Data records for software interfaces:
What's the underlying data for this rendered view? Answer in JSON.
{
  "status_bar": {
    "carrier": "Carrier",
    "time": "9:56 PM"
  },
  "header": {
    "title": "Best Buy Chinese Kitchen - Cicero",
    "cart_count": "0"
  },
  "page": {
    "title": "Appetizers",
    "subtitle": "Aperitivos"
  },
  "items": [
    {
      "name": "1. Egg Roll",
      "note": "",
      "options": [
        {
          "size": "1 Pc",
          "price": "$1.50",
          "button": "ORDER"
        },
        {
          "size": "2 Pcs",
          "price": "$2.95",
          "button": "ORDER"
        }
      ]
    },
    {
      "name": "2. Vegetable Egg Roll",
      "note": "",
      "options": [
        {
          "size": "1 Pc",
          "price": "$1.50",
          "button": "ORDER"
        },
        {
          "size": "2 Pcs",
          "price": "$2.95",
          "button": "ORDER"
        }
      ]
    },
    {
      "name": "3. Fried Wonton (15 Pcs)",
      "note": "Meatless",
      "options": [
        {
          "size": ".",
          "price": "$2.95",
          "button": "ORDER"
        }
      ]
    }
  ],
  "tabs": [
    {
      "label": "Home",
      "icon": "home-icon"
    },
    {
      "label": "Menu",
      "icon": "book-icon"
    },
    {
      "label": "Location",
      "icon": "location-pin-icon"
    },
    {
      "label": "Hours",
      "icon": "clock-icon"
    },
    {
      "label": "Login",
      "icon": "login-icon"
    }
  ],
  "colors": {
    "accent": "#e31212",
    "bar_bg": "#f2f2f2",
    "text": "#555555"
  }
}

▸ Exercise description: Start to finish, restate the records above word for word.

▸ Written response:
What's the underlying data for this rendered view? Answer in JSON.
{
  "status_bar": {
    "carrier": "Carrier",
    "time": "9:56 PM"
  },
  "header": {
    "title": "Best Buy Chinese Kitchen - Cicero",
    "cart_count": "0"
  },
  "page": {
    "title": "Appetizers",
    "subtitle": "Aperitivos"
  },
  "items": [
    {
      "name": "1. Egg Roll",
      "note": "",
      "options": [
        {
          "size": "1 Pc",
          "price": "$1.50",
          "button": "ORDER"
        },
        {
          "size": "2 Pcs",
          "price": "$2.95",
          "button": "ORDER"
        }
      ]
    },
    {
      "name": "2. Vegetable Egg Roll",
      "note": "",
      "options": [
        {
          "size": "1 Pc",
          "price": "$1.50",
          "button": "ORDER"
        },
        {
          "size": "2 Pcs",
          "price": "$2.95",
          "button": "ORDER"
        }
      ]
    },
    {
      "name": "3. Fried Wonton (15 Pcs)",
      "note": "Meatless",
      "options": [
        {
          "size": ".",
          "price": "$2.95",
          "button": "ORDER"
        }
      ]
    }
  ],
  "tabs": [
    {
      "label": "Home",
      "icon": "home-icon"
    },
    {
      "label": "Menu",
      "icon": "book-icon"
    },
    {
      "label": "Location",
      "icon": "location-pin-icon"
    },
    {
      "label": "Hours",
      "icon": "clock-icon"
    },
    {
      "label": "Login",
      "icon": "login-icon"
    }
  ],
  "colors": {
    "accent": "#e31212",
    "bar_bg": "#f2f2f2",
    "text": "#555555"
  }
}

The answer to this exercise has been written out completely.